I’m looking for a place
that I can plant my faith
one thing I know for sure
I cannot create it
I cannot sustain it
It’s Your love that’s keeping me

Somehow I did still believe in a God. Frankly, it was difficult to imagine reality without one. And whether this was the result of a lifetime of evangelical conditioning or genuine influence from the divine, I’m still admittedly uncertain.

As for whether I should believe in God or not, some self-reflection helped remind me it was belief in God which led to involvement in projects worldwide– helping impact many lives and even generations for the better as a result. It was belief in God that sparked a desire within to help young people experience life filled with that which is just, pure, lovely, commendable, and excellent. Belief in God is what reminded me that despite humanity being so broken and depraved, hope could still be found in the form of a man who loved and gave in the most selfless of ways, before dying for all. And it was through belief in the same God I remembered this man’s final commission to not only live as His body, but to live as His risen body– learning, then showing the world His selfless love.

I resolved to believe in Jesus because there was still an innate desire within to “do good” for humanity with my life, and belief in Him is what most-resulted in a markedly transformed ability to love all people beyond naturally engineered tendencies to love only myself and those I identify most with.
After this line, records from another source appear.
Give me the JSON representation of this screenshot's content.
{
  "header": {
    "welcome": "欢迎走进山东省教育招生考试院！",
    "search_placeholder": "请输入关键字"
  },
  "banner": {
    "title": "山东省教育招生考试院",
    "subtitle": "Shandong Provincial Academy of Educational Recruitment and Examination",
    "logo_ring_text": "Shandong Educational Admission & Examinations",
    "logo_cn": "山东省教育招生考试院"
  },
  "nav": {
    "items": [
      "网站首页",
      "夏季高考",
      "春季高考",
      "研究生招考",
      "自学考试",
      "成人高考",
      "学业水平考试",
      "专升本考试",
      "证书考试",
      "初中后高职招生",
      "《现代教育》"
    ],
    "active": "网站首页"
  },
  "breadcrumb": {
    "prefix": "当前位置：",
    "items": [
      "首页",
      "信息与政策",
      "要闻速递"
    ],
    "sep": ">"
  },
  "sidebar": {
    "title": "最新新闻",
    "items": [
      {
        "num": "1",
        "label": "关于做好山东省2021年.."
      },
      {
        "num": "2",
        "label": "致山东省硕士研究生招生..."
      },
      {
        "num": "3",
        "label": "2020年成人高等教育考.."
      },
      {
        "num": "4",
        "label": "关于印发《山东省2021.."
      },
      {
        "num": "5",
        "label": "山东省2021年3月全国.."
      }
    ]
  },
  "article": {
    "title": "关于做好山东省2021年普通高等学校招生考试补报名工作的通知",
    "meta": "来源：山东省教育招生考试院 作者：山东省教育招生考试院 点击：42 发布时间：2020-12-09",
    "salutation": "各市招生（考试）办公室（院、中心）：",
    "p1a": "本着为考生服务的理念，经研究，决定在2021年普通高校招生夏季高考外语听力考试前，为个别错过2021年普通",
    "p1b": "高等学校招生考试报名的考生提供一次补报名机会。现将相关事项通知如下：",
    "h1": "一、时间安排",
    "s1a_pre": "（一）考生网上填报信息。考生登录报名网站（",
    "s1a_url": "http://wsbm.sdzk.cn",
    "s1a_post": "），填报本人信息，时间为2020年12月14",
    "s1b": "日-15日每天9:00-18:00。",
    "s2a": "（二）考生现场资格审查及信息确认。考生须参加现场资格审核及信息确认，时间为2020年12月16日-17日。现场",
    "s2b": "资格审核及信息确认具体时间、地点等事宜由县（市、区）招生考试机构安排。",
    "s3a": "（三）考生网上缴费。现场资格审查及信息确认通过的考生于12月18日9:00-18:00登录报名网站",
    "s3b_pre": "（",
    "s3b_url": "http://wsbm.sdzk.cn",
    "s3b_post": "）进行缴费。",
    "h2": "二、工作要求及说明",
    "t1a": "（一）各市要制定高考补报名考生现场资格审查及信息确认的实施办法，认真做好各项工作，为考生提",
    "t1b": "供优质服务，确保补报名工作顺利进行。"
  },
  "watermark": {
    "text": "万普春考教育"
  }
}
As it turns out, “What about God am I supposed to believe in?” isn’t a question I’ll fully be able to answer any time soon.

I will be honest. I’m not sure if praying in tongues is a necessity to be done at all times or something that doesn’t exist at all in the modern day. I’m unsure of God’s opinion on the most controversial arrangement of five letters in the modern church (LGBTQ). I don’t know how God feels about Donald Trump being POTUS, or how we should pray for him as Christians. In fact I’m not entirely certain on how I should be praying aside from instruction given in the Lord’s Prayer. And as sacrilegious as it may sound, I am genuinely unsure if Genesis is meant to be an accurate account of history or a work largely allegorical in nature.

But regardless of what the answers to these questions (and others) may be, what is alarming is that many decide not to ask them in-depth (if at all) or explore further on their own once they’re given simple blanket-statement answers by few. And in many cases, it is simply because we are afraid of dissonance.

Modern church culture seems to mask its deep obsession with uniformity with a misleading call for unity. But unity is in fact not synonymous with uniformity. And openminded discussion on the very questions that typically perpetuate the most offended and dismissive evangelical responses may perhaps best restore influence Christian faith has on decision-making and lifestyle. Is it possible that as Christ’s body, we have become so preoccupied with preserving ourselves and our image(s), that we have forgotten His mandate was instead to give everything in sacrifice for all, just as He did?


At my final breath
I hope that I can say
I’ve fought the good fight of faith
I pray your glory shines
through this doubting heart of mine
so my world would know that You

More than two decades into this journey, I still understand very little about life, love, faith, God, all that is spiritual, and the still-elusive absolute-truth. And while I may never fully find the answers, I feel for the first time a great joy in the unending search for them. In the end, God may correct me on the ideologies I choose to adopt in this life. But I stand for the first time without fear of judgment for not seeking Him earnestly throughout the process. Furthermore, the faith I continue discovering daily is now my own, and therefore it is finally becoming influential to my decision-making, as well as my overall perspective.

TL;DR– I choose to embrace dissonance despite the controversy it brings because doing so has finally brought power and meaning to my faith.